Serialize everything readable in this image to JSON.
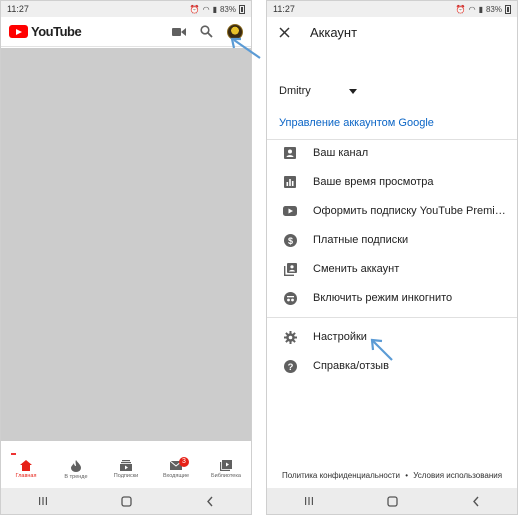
{
  "status_bar": {
    "time": "11:27",
    "battery": "83%"
  },
  "left": {
    "logo_text": "YouTube",
    "nav": [
      {
        "label": "Главная",
        "icon": "home-icon",
        "active": true
      },
      {
        "label": "В тренде",
        "icon": "trending-icon",
        "active": false
      },
      {
        "label": "Подписки",
        "icon": "subscriptions-icon",
        "active": false
      },
      {
        "label": "Входящие",
        "icon": "inbox-icon",
        "active": false,
        "badge": "3"
      },
      {
        "label": "Библиотека",
        "icon": "library-icon",
        "active": false
      }
    ]
  },
  "right": {
    "title": "Аккаунт",
    "username": "Dmitry",
    "manage_link": "Управление аккаунтом Google",
    "menu": [
      {
        "label": "Ваш канал",
        "icon": "channel-icon"
      },
      {
        "label": "Ваше время просмотра",
        "icon": "watch-time-icon"
      },
      {
        "label": "Оформить подписку YouTube Premi…",
        "icon": "youtube-premium-icon"
      },
      {
        "label": "Платные подписки",
        "icon": "paid-subscriptions-icon"
      },
      {
        "label": "Сменить аккаунт",
        "icon": "switch-account-icon"
      },
      {
        "label": "Включить режим инкогнито",
        "icon": "incognito-icon"
      },
      {
        "label": "Настройки",
        "icon": "settings-icon"
      },
      {
        "label": "Справка/отзыв",
        "icon": "help-icon"
      }
    ],
    "footer": {
      "privacy": "Политика конфиденциальности",
      "separator": "•",
      "terms": "Условия использования"
    }
  },
  "colors": {
    "youtube_red": "#ff0000",
    "link_blue": "#0b65c6",
    "arrow_blue": "#5b9bd5",
    "placeholder_gray": "#cccccc"
  }
}
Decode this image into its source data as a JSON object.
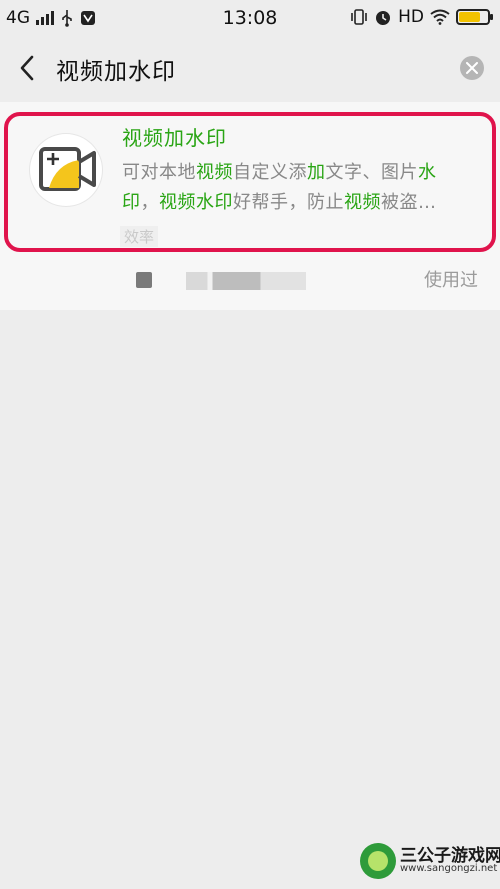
{
  "status_bar": {
    "network": "4G",
    "time": "13:08",
    "hd": "HD"
  },
  "search": {
    "query": "视频加水印"
  },
  "result": {
    "title": "视频加水印",
    "description": [
      {
        "t": "可对本地",
        "h": false
      },
      {
        "t": "视频",
        "h": true
      },
      {
        "t": "自定义添",
        "h": false
      },
      {
        "t": "加",
        "h": true
      },
      {
        "t": "文字、图片",
        "h": false
      },
      {
        "t": "水",
        "h": true
      },
      {
        "t": "\n",
        "h": false
      },
      {
        "t": "印",
        "h": true
      },
      {
        "t": "，",
        "h": false
      },
      {
        "t": "视频水印",
        "h": true
      },
      {
        "t": "好帮手，防止",
        "h": false
      },
      {
        "t": "视频",
        "h": true
      },
      {
        "t": "被盗…",
        "h": false
      }
    ],
    "tag": "效率",
    "developer": "公司",
    "used_label": "使用过"
  },
  "watermark": {
    "title": "三公子游戏网",
    "url": "www.sangongzi.net"
  },
  "colors": {
    "highlight": "#2aa515",
    "card_border": "#e0144c"
  }
}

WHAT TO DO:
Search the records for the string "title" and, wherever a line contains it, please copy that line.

EXERCISE OUTPUT:
    "title": "Аккаунт",
    "title": "视频加水印",
    "title": "三公子游戏网",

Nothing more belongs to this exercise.